Helfenstein, P., Thomas, P. C., Veverka, J., Squyres, S., Rathbun, J. A., Denk, T., Neukum, G., Roatsch, T., Wagner, R., Perry, J., Turtle, E., McEwen, A. S., Johnson, T. V., Porco, C., et al. (2005). "Geological Features and Terrains on Enceladus as seen by Cassini ISS." American Astronomical Society, DPS meeting #37, #36.01.
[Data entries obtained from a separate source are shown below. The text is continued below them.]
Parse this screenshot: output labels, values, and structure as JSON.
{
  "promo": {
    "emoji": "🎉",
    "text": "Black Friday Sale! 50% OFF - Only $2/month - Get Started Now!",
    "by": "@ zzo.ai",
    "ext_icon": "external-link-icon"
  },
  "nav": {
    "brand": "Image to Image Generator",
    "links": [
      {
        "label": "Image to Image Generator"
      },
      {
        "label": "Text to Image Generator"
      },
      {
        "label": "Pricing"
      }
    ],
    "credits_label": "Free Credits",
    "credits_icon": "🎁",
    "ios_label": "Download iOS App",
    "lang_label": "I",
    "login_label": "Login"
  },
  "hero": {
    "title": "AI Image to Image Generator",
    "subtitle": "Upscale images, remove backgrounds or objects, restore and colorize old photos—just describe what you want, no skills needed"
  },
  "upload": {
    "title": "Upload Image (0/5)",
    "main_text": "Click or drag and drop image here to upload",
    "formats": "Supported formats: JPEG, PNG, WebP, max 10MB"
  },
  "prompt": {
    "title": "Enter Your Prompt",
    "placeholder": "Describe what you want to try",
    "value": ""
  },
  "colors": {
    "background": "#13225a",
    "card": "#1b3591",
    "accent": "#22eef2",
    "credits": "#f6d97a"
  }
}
Cassini's first year in orbit around Saturn was highlighted by two close flybys of Enceladus that enabled the ISS imaging experiment to map 60 finer spatial resolutions than the best Voyager coverage (< 1km/pixel). Fracturing and tectonic modification of the surface is much more pervasive than previously recognized, tectonic resurfacing has likely played a major role in producing the youthful appearance of Enceladus. Regions that were previously mapped from Voyager as "smooth plains" are now seen at sub-kilometer size-scales to be disrupted by extensive networks of fractures and grooves. The surface is regionally divided by diverse styles of tectonic features that we interpret to include deep rifts, horst-and-graben terrains, folded ridges, braided or vermicular networks of grooves, and a ubiquitous spidery network of sub-parallel, curvilinear, high-angle cracks that appear to dissect topographic structures into vertical slabs. ISS color images of morphologically youthful fractures, including a prominent set over the South Pole, reveal relatively blue fault scarps that may represent exposed wall-outcrops of coarse-grained ice. Possible evidence for past cryovolcanism includes kilometer-scale ridges and linear arrays of rounded domes that appear to have extruded through preexisting surface fractures. Some wrinkled, flow-like features with lobate margins are found near the ridge and dome features, but it is unclear if they are volcanic flows or tectonically folded grooved-terrain. New details of viscously-relaxed craters, first seen by Voyager, include central dome features with structurally breached summits and polygonal craters with lobate, rampart-like rims. Among the most mysterious newly-discovered features are small, sub-kilometer-sized dark spots and circular pits that sometimes cluster in a honeycomb like patterns near faults and scarps. Their origin is unknown, but perhaps the pits and dark spots identify sites of explosive venting of subsurface volatiles through fractures or volcanic conduits.